DIRECTIONS FOR THIS TASK
Every record, from first to last, should be retyped word for word.

AVAILABLE DATA
Segment Open
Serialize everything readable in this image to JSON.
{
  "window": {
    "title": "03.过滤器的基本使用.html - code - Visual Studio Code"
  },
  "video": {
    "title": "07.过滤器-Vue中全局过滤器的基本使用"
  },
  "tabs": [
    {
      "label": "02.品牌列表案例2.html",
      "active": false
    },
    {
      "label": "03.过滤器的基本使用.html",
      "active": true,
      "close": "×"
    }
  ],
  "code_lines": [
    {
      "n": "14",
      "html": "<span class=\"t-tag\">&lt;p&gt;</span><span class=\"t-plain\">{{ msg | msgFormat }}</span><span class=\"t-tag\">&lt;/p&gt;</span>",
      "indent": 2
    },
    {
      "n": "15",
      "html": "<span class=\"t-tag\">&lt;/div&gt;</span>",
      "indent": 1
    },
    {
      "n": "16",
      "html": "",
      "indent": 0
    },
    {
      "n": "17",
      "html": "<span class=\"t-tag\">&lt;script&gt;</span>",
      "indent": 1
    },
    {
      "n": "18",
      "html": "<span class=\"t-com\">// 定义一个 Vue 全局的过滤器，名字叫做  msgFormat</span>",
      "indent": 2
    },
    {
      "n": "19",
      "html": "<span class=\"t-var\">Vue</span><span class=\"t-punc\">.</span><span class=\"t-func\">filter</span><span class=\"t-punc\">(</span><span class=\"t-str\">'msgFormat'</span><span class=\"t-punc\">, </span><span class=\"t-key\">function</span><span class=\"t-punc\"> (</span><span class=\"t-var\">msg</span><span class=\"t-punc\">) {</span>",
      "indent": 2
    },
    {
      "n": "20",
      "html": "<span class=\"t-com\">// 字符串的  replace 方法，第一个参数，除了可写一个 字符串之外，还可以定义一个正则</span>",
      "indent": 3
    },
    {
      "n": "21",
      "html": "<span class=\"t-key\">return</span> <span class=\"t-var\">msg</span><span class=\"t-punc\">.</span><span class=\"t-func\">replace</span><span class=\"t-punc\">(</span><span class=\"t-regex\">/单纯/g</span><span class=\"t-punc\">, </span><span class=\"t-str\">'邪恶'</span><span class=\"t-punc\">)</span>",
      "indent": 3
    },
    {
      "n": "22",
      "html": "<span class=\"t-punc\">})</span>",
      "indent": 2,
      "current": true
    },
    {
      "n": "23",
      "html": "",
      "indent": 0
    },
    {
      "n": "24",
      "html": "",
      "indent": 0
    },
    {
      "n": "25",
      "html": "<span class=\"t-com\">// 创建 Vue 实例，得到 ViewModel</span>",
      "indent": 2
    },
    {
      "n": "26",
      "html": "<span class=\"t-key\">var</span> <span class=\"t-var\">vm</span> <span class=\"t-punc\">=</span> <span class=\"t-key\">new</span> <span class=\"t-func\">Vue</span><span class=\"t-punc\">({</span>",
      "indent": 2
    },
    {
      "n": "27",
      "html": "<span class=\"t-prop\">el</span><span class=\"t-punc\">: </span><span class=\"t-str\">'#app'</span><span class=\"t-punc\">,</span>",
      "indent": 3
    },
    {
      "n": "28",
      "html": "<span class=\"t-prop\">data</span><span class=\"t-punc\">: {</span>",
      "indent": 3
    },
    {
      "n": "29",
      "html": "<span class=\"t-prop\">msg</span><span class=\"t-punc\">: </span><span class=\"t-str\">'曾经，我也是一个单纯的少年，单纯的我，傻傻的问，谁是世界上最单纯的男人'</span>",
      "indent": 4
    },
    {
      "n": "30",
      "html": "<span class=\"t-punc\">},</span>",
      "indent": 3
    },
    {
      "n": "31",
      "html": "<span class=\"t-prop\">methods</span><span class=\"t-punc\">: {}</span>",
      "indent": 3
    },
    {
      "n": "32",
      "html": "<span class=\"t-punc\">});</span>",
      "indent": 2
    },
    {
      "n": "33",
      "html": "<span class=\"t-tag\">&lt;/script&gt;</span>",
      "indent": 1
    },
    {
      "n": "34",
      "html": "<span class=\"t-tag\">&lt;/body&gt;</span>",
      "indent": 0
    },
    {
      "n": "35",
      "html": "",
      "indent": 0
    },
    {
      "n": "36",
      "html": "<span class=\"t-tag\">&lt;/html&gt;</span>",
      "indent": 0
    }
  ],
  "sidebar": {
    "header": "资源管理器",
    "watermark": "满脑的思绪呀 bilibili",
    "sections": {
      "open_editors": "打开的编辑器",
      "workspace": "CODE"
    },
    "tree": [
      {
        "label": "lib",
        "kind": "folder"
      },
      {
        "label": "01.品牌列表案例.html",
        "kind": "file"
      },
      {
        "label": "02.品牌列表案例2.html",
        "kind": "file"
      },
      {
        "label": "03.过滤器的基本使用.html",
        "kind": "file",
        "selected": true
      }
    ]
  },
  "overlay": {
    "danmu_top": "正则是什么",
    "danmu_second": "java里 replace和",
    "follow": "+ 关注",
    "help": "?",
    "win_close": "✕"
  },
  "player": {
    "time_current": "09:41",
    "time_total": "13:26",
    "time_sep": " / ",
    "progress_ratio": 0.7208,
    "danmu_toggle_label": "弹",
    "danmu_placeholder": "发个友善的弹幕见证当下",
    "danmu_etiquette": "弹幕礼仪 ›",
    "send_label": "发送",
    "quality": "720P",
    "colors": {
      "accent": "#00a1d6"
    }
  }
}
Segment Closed
RESULT OF THE TASK
Serialize everything readable in this image to JSON.
{
  "window": {
    "title": "03.过滤器的基本使用.html - code - Visual Studio Code"
  },
  "video": {
    "title": "07.过滤器-Vue中全局过滤器的基本使用"
  },
  "tabs": [
    {
      "label": "02.品牌列表案例2.html",
      "active": false
    },
    {
      "label": "03.过滤器的基本使用.html",
      "active": true,
      "close": "×"
    }
  ],
  "code_lines": [
    {
      "n": "14",
      "html": "<span class=\"t-tag\">&lt;p&gt;</span><span class=\"t-plain\">{{ msg | msgFormat }}</span><span class=\"t-tag\">&lt;/p&gt;</span>",
      "indent": 2
    },
    {
      "n": "15",
      "html": "<span class=\"t-tag\">&lt;/div&gt;</span>",
      "indent": 1
    },
    {
      "n": "16",
      "html": "",
      "indent": 0
    },
    {
      "n": "17",
      "html": "<span class=\"t-tag\">&lt;script&gt;</span>",
      "indent": 1
    },
    {
      "n": "18",
      "html": "<span class=\"t-com\">// 定义一个 Vue 全局的过滤器，名字叫做  msgFormat</span>",
      "indent": 2
    },
    {
      "n": "19",
      "html": "<span class=\"t-var\">Vue</span><span class=\"t-punc\">.</span><span class=\"t-func\">filter</span><span class=\"t-punc\">(</span><span class=\"t-str\">'msgFormat'</span><span class=\"t-punc\">, </span><span class=\"t-key\">function</span><span class=\"t-punc\"> (</span><span class=\"t-var\">msg</span><span class=\"t-punc\">) {</span>",
      "indent": 2
    },
    {
      "n": "20",
      "html": "<span class=\"t-com\">// 字符串的  replace 方法，第一个参数，除了可写一个 字符串之外，还可以定义一个正则</span>",
      "indent": 3
    },
    {
      "n": "21",
      "html": "<span class=\"t-key\">return</span> <span class=\"t-var\">msg</span><span class=\"t-punc\">.</span><span class=\"t-func\">replace</span><span class=\"t-punc\">(</span><span class=\"t-regex\">/单纯/g</span><span class=\"t-punc\">, </span><span class=\"t-str\">'邪恶'</span><span class=\"t-punc\">)</span>",
      "indent": 3
    },
    {
      "n": "22",
      "html": "<span class=\"t-punc\">})</span>",
      "indent": 2,
      "current": true
    },
    {
      "n": "23",
      "html": "",
      "indent": 0
    },
    {
      "n": "24",
      "html": "",
      "indent": 0
    },
    {
      "n": "25",
      "html": "<span class=\"t-com\">// 创建 Vue 实例，得到 ViewModel</span>",
      "indent": 2
    },
    {
      "n": "26",
      "html": "<span class=\"t-key\">var</span> <span class=\"t-var\">vm</span> <span class=\"t-punc\">=</span> <span class=\"t-key\">new</span> <span class=\"t-func\">Vue</span><span class=\"t-punc\">({</span>",
      "indent": 2
    },
    {
      "n": "27",
      "html": "<span class=\"t-prop\">el</span><span class=\"t-punc\">: </span><span class=\"t-str\">'#app'</span><span class=\"t-punc\">,</span>",
      "indent": 3
    },
    {
      "n": "28",
      "html": "<span class=\"t-prop\">data</span><span class=\"t-punc\">: {</span>",
      "indent": 3
    },
    {
      "n": "29",
      "html": "<span class=\"t-prop\">msg</span><span class=\"t-punc\">: </span><span class=\"t-str\">'曾经，我也是一个单纯的少年，单纯的我，傻傻的问，谁是世界上最单纯的男人'</span>",
      "indent": 4
    },
    {
      "n": "30",
      "html": "<span class=\"t-punc\">},</span>",
      "indent": 3
    },
    {
      "n": "31",
      "html": "<span class=\"t-prop\">methods</span><span class=\"t-punc\">: {}</span>",
      "indent": 3
    },
    {
      "n": "32",
      "html": "<span class=\"t-punc\">});</span>",
      "indent": 2
    },
    {
      "n": "33",
      "html": "<span class=\"t-tag\">&lt;/script&gt;</span>",
      "indent": 1
    },
    {
      "n": "34",
      "html": "<span class=\"t-tag\">&lt;/body&gt;</span>",
      "indent": 0
    },
    {
      "n": "35",
      "html": "",
      "indent": 0
    },
    {
      "n": "36",
      "html": "<span class=\"t-tag\">&lt;/html&gt;</span>",
      "indent": 0
    }
  ],
  "sidebar": {
    "header": "资源管理器",
    "watermark": "满脑的思绪呀 bilibili",
    "sections": {
      "open_editors": "打开的编辑器",
      "workspace": "CODE"
    },
    "tree": [
      {
        "label": "lib",
        "kind": "folder"
      },
      {
        "label": "01.品牌列表案例.html",
        "kind": "file"
      },
      {
        "label": "02.品牌列表案例2.html",
        "kind": "file"
      },
      {
        "label": "03.过滤器的基本使用.html",
        "kind": "file",
        "selected": true
      }
    ]
  },
  "overlay": {
    "danmu_top": "正则是什么",
    "danmu_second": "java里 replace和",
    "follow": "+ 关注",
    "help": "?",
    "win_close": "✕"
  },
  "player": {
    "time_current": "09:41",
    "time_total": "13:26",
    "time_sep": " / ",
    "progress_ratio": 0.7208,
    "danmu_toggle_label": "弹",
    "danmu_placeholder": "发个友善的弹幕见证当下",
    "danmu_etiquette": "弹幕礼仪 ›",
    "send_label": "发送",
    "quality": "720P",
    "colors": {
      "accent": "#00a1d6"
    }
  }
}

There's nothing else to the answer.